Data for the task: Begin

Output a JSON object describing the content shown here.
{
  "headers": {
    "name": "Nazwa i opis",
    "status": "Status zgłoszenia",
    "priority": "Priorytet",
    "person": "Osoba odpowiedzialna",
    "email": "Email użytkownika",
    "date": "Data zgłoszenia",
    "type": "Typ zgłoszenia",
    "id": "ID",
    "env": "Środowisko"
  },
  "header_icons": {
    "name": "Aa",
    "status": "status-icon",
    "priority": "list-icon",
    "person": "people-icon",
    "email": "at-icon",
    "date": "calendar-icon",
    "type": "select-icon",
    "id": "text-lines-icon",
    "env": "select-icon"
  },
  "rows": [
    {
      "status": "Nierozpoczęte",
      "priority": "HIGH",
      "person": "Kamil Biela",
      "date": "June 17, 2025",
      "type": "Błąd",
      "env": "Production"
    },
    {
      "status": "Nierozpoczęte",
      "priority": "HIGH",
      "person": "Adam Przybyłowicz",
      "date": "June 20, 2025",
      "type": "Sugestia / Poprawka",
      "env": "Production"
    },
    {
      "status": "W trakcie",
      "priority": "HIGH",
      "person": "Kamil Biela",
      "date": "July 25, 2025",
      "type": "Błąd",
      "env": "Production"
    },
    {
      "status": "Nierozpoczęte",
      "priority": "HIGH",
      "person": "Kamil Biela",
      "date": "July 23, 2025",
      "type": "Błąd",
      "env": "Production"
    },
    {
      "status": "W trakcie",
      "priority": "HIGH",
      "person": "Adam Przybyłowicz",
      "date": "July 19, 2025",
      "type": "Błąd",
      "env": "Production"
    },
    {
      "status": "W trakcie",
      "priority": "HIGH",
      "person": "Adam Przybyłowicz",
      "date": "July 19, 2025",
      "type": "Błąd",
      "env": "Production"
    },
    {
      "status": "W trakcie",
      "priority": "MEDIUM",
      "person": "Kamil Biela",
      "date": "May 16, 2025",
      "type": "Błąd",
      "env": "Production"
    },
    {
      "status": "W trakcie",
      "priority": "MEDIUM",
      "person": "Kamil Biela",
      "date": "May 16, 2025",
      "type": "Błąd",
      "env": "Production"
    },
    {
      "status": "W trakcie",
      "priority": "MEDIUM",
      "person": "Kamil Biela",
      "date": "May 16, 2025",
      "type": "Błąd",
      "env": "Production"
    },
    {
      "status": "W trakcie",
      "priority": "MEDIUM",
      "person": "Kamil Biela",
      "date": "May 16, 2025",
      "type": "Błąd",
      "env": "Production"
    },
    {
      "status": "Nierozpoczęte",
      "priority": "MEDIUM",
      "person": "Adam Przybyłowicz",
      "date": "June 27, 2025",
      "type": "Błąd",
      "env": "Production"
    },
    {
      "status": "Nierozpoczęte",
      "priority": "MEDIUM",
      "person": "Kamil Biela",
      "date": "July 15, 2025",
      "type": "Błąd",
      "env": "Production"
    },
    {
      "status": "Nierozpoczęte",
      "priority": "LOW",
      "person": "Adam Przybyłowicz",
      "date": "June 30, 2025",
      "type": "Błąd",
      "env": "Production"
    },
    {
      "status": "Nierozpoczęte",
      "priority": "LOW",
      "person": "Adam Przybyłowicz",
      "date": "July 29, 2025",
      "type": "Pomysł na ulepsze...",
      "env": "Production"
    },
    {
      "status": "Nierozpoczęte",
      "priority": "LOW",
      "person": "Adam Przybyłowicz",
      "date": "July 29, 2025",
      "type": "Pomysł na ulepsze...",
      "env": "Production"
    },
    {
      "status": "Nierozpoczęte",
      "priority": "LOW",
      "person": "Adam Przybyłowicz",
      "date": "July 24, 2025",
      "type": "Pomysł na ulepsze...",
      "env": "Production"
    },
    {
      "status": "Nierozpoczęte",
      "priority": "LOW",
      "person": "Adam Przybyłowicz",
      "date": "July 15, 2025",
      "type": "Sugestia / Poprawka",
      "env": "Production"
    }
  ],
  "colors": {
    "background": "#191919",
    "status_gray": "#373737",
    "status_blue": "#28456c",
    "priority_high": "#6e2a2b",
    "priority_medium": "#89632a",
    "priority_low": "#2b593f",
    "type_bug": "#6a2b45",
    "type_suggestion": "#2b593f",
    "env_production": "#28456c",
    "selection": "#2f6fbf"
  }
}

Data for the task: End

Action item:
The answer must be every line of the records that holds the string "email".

Task output:
    "email": "Email użytkownika",
    "email": "at-icon",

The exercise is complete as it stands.